Task details =>
In the entries below, how many lines hold the string "this"? Give only the number.

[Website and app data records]
* * * * *

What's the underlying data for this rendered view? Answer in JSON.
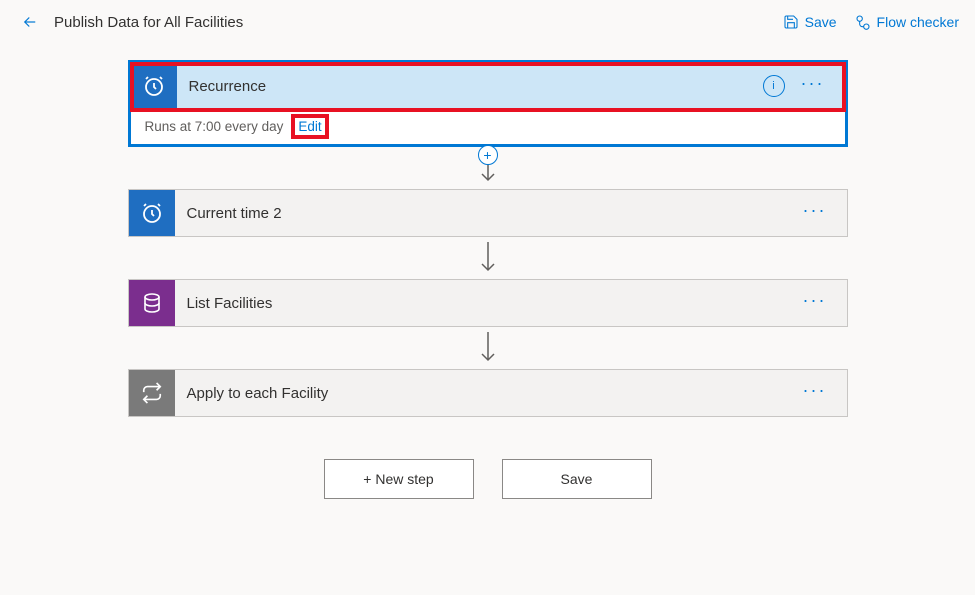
{
  "header": {
    "title": "Publish Data for All Facilities",
    "save_label": "Save",
    "flow_checker_label": "Flow checker"
  },
  "recurrence": {
    "title": "Recurrence",
    "schedule_text": "Runs at 7:00 every day",
    "edit_label": "Edit"
  },
  "steps": {
    "current_time": {
      "title": "Current time 2"
    },
    "list_facilities": {
      "title": "List Facilities"
    },
    "apply_each": {
      "title": "Apply to each Facility"
    }
  },
  "footer": {
    "new_step_label": "+ New step",
    "save_label": "Save"
  }
}
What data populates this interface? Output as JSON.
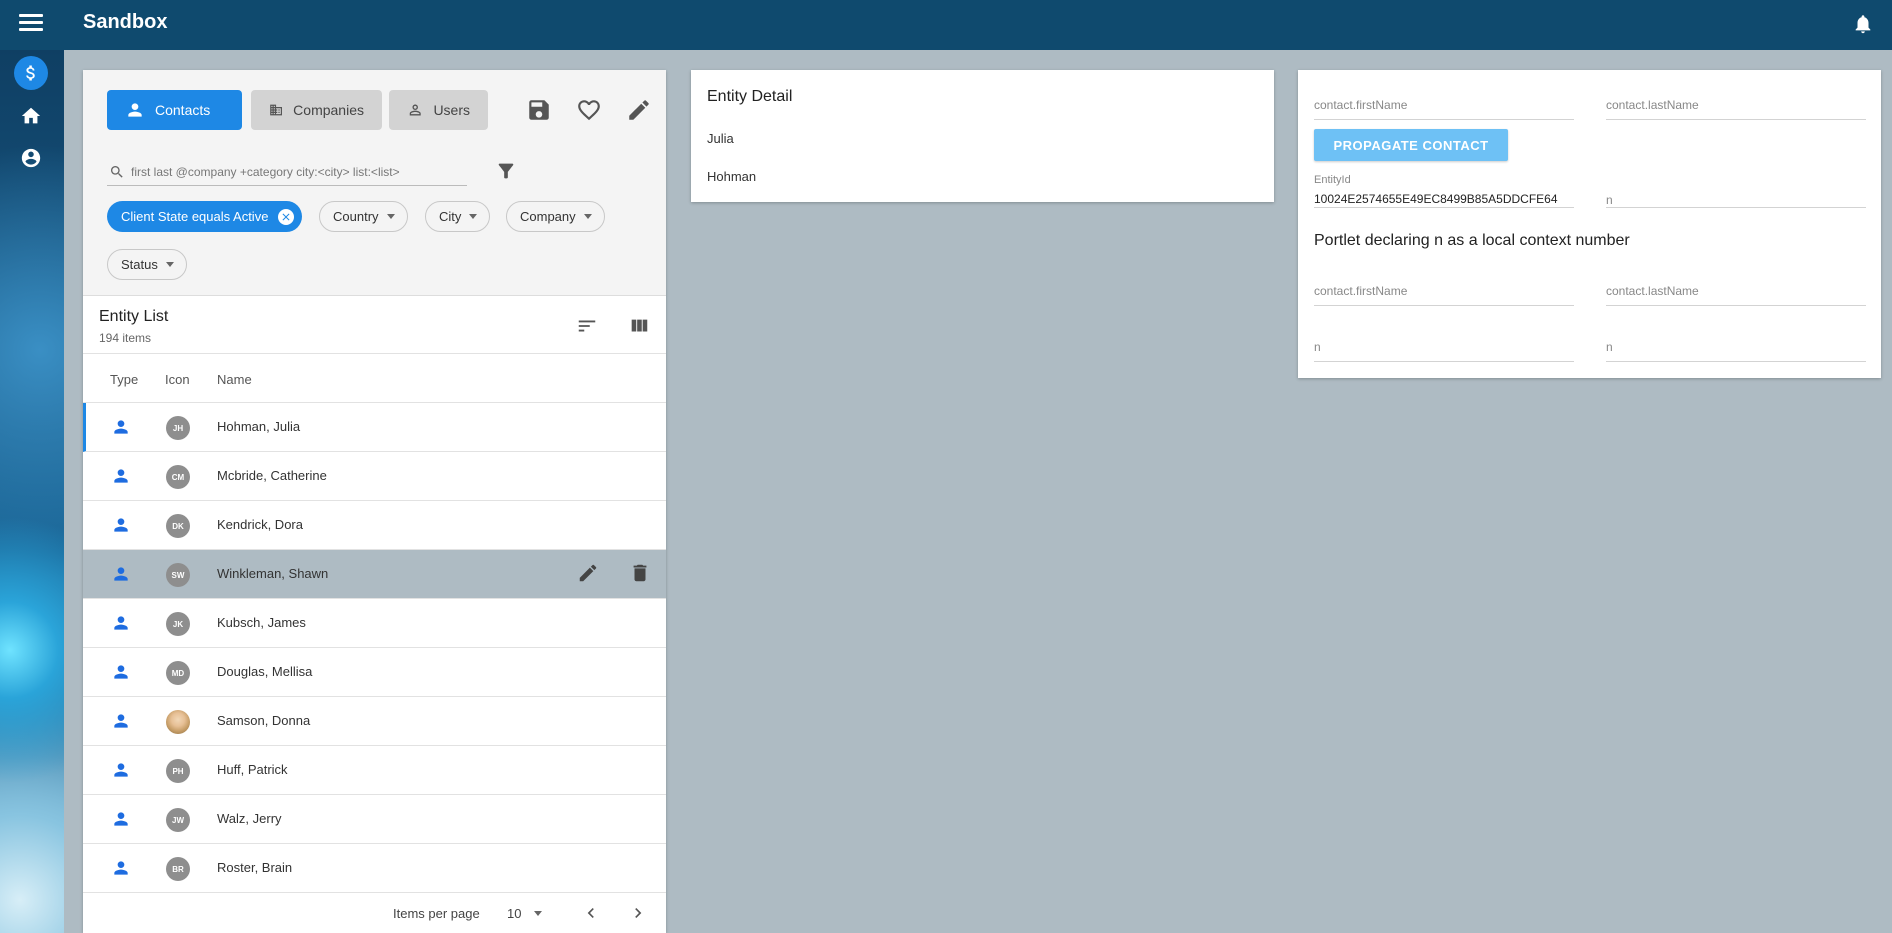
{
  "app": {
    "title": "Sandbox"
  },
  "toolbar": {
    "tabs": [
      {
        "label": "Contacts",
        "active": true
      },
      {
        "label": "Companies",
        "active": false
      },
      {
        "label": "Users",
        "active": false
      }
    ]
  },
  "search": {
    "placeholder": "first last @company +category city:<city> list:<list>"
  },
  "filters": {
    "active_chip": "Client State equals Active",
    "chips": [
      "Country",
      "City",
      "Company",
      "Status"
    ]
  },
  "entity_list": {
    "title": "Entity List",
    "count": "194 items",
    "columns": [
      "Type",
      "Icon",
      "Name"
    ],
    "rows": [
      {
        "initials": "JH",
        "name": "Hohman, Julia",
        "selected": true
      },
      {
        "initials": "CM",
        "name": "Mcbride, Catherine"
      },
      {
        "initials": "DK",
        "name": "Kendrick, Dora"
      },
      {
        "initials": "SW",
        "name": "Winkleman, Shawn",
        "hovered": true
      },
      {
        "initials": "JK",
        "name": "Kubsch, James"
      },
      {
        "initials": "MD",
        "name": "Douglas, Mellisa"
      },
      {
        "initials": "",
        "name": "Samson, Donna",
        "photo": true
      },
      {
        "initials": "PH",
        "name": "Huff, Patrick"
      },
      {
        "initials": "JW",
        "name": "Walz, Jerry"
      },
      {
        "initials": "BR",
        "name": "Roster, Brain"
      }
    ],
    "pager": {
      "items_per_page_label": "Items per page",
      "items_per_page": "10"
    }
  },
  "entity_detail": {
    "title": "Entity Detail",
    "first": "Julia",
    "last": "Hohman"
  },
  "right_panel": {
    "first_name_label": "contact.firstName",
    "last_name_label": "contact.lastName",
    "propagate_label": "PROPAGATE CONTACT",
    "entity_id_label": "EntityId",
    "entity_id_value": "10024E2574655E49EC8499B85A5DDCFE64",
    "n_label": "n",
    "portlet_title": "Portlet declaring n as a local context number",
    "portlet_first_name_label": "contact.firstName",
    "portlet_last_name_label": "contact.lastName",
    "portlet_n_label_1": "n",
    "portlet_n_label_2": "n"
  },
  "colors": {
    "topbar": "#0f4a6e",
    "accent": "#1e88e5",
    "button_light": "#6ec1f5",
    "background": "#aebbc3"
  }
}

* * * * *

The answer =>
2